One year after Hurricane Katrina smashed into Louisiana and the Gulf Coast, washing away hundreds of communities and lives, FOXNews.com's Catherine Donaldson-Evans visits Slidell, La., to find out first hand how one town is determined to rebuild. This is the seventh of her series of exclusive reports.
SLIDELL, La. — Wanda Jensen had always been a happy person. She wasn’t one to get down.
But when Hurricane Katrina ravaged the Gulf Coast and left widespread desolation in its place, it also left many affected people struggling with depression, anxiety and other forms of post traumatic stress disorder (PTSD). Jensen, a resident of the Slidell, La., area, was one of them.
Though her elevated home on Lake Catherine only got a foot-and-a-half of water – damaging the first floor but sparing the second – Jensen was dismayed by the destruction she saw all around her.
She and her husband rented a house in nearby Covington, La., for the six months following the hurricane. And for six months, she was so despondent that she could barely get out of bed.
“I was really depressed there,” said Jenson, 74. “I just didn’t have any interest. All I wanted to do was sleep. I pretty much did that. I hibernated for a while.”
Psychiatrist Dr. Anwant Chawla — who works at the two main local hospitals, Slidell Memorial Hospital and North Shore Regional Memorial Hospital, neither of which sustained serious storm damage – said he has seen a 50 percent increase in cases of psychological problems related to Hurricane Katrina and now has twice as many patients as he did before the storm.
“I have seen chronic insomnia, chronic depression and chronic pain,” he said. “It could be a result of all kinds of factors – the size of the storm, the severity, the loss, the family crisis, the financial crisis.”
About 23 percent of people in the states most impacted by the disaster – Louisiana, Alabama and Mississippi – have suffered from depression in the year since Hurricane Katrina, according to a USA Today/Gallup poll published last week.
Twenty-seven percent have grappled with anxiety, 26 percent with trouble sleeping and 18 percent with difficulties in marriages or relationships, the survey of 602 adults who registered with the Red Cross found.
All are symptoms of PSTD, according to Chawla, who said there are five phases patients suffering from the syndrome go through: denial, anger, bargaining (Why did this happen and not this?), depression and acceptance.
“You need to let those stages take their course,” he said. “I tell my patients it’s like graduating from each one of them, one at a time.”
The staff at the hospitals, both of which stayed operational in the aftermath of Katrina in spite of the fact that many employees had evacuated, also had difficulties coping with their own losses.
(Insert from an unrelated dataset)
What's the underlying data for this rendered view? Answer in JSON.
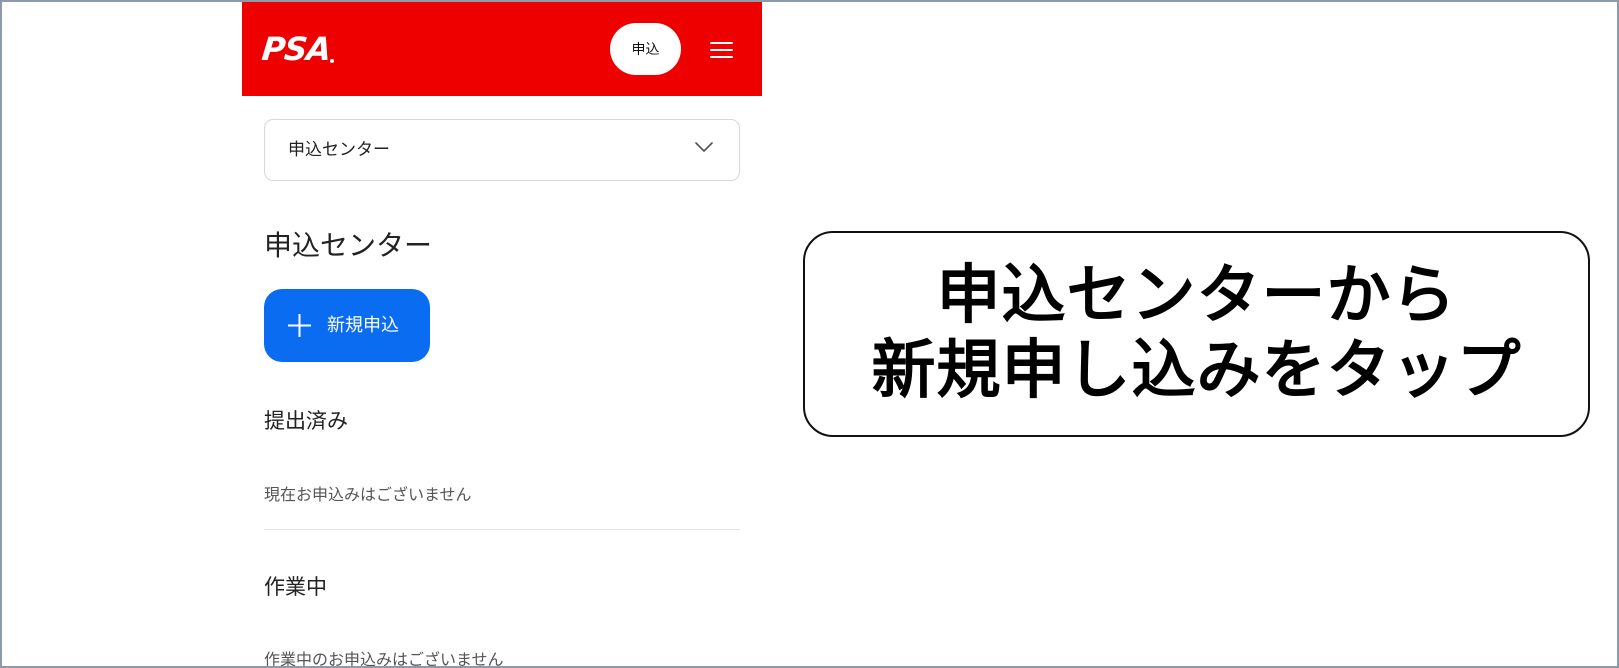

Chawla set up a crisis intervention twice-daily group session for those at the hospitals who needed it and arranged for individual counseling when requested.
One doctor at Slidell Memorial slit her throat in front of her children, he said. He handles three times as many suicide attempt cases now as he did before.
“People are still suffering” a year later, he said.
Mayor Ben O. Morris believes the most underreported impact of the massive storm is the psychological one – or what he calls “the human toll.”
“The frustration and depression among affected people is not terribly evident, but it’s there,” he said. “The human toll is huge here, especially among the elderly.”
Jensen said almost all her friends have battled depression in some form or another in the year since Katrina.
“It was just kind of like having the rug pulled out from under you,” Jensen said. “It was the feeling of being displaced.”
The retired Bell South manager, usually an avid painter, lost all her artwork and paint supplies in her first-floor studio to the flooding. For a long time, she wasn’t able to pick up a brush or create anything.
Even after she and her husband returned to the Slidell area, she didn’t want to socialize or see anyone.
“I was just kind of withdrawn,” said the mother, grandmother and great-grandmother. “All I wanted to do was go sit in a corner. I was functional – I could do things around the house. But it makes you feel weak. That’s not how I am.”
Eventually, Jensen went to her doctor, who put her on antidepressants. She also got more involved in the Slidell Art League again and with a community group trying to secure federal money to rebuild the sinking wetlands. And she started attending weekly workshops held at the home of another artist friend, Barbara Gaines.
Little by little, she began to feel like herself again. She’s even done one painting that she’s entering in a competition for Art League members.
“Once I started taking medication, I started to come around again,” Jensen said. “And that’s where this little group of friends came in. There was a lot of talk about what had happened. It was talking to my friends about their problems and my problems that helped more than anything. I’m doing a lot better now.”
Like many residents of the most devastated areas, Jensen still feels anxious about the future and about the prospect of another major hurricane – especially because she feels less protected from the elements now than before Katrina.
But she also knows she is lucky, and she’s begun to have hope again.
“The only thing I can look back on that might have caused it is I’ve been spoiled with a very good life,” she said. “You have to get up and get back. We’re very fortunate.”